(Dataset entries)
== == ==

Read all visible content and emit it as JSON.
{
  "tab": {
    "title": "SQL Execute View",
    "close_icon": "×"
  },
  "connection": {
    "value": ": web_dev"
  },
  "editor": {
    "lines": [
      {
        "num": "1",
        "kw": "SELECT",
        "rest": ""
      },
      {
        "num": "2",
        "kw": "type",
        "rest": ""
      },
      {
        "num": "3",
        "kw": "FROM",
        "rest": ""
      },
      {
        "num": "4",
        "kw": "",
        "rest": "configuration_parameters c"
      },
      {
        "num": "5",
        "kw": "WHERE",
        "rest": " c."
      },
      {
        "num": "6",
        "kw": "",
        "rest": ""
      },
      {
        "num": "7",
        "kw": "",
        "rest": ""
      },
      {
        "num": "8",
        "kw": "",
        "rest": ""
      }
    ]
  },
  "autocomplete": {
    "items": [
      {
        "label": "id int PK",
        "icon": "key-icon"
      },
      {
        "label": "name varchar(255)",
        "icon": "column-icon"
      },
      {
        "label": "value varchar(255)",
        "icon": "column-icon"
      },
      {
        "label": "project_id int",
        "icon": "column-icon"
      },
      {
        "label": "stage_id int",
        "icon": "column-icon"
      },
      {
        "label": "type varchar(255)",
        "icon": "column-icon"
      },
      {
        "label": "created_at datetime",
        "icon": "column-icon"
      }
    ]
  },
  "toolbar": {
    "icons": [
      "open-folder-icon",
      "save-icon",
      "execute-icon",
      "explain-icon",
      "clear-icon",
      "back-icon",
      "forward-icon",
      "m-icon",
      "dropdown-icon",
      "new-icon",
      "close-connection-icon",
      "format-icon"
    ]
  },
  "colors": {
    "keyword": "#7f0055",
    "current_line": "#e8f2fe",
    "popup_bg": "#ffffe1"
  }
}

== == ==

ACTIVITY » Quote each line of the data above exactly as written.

WRITTEN REPLY »
Read all visible content and emit it as JSON.
{
  "tab": {
    "title": "SQL Execute View",
    "close_icon": "×"
  },
  "connection": {
    "value": ": web_dev"
  },
  "editor": {
    "lines": [
      {
        "num": "1",
        "kw": "SELECT",
        "rest": ""
      },
      {
        "num": "2",
        "kw": "type",
        "rest": ""
      },
      {
        "num": "3",
        "kw": "FROM",
        "rest": ""
      },
      {
        "num": "4",
        "kw": "",
        "rest": "configuration_parameters c"
      },
      {
        "num": "5",
        "kw": "WHERE",
        "rest": " c."
      },
      {
        "num": "6",
        "kw": "",
        "rest": ""
      },
      {
        "num": "7",
        "kw": "",
        "rest": ""
      },
      {
        "num": "8",
        "kw": "",
        "rest": ""
      }
    ]
  },
  "autocomplete": {
    "items": [
      {
        "label": "id int PK",
        "icon": "key-icon"
      },
      {
        "label": "name varchar(255)",
        "icon": "column-icon"
      },
      {
        "label": "value varchar(255)",
        "icon": "column-icon"
      },
      {
        "label": "project_id int",
        "icon": "column-icon"
      },
      {
        "label": "stage_id int",
        "icon": "column-icon"
      },
      {
        "label": "type varchar(255)",
        "icon": "column-icon"
      },
      {
        "label": "created_at datetime",
        "icon": "column-icon"
      }
    ]
  },
  "toolbar": {
    "icons": [
      "open-folder-icon",
      "save-icon",
      "execute-icon",
      "explain-icon",
      "clear-icon",
      "back-icon",
      "forward-icon",
      "m-icon",
      "dropdown-icon",
      "new-icon",
      "close-connection-icon",
      "format-icon"
    ]
  },
  "colors": {
    "keyword": "#7f0055",
    "current_line": "#e8f2fe",
    "popup_bg": "#ffffe1"
  }
}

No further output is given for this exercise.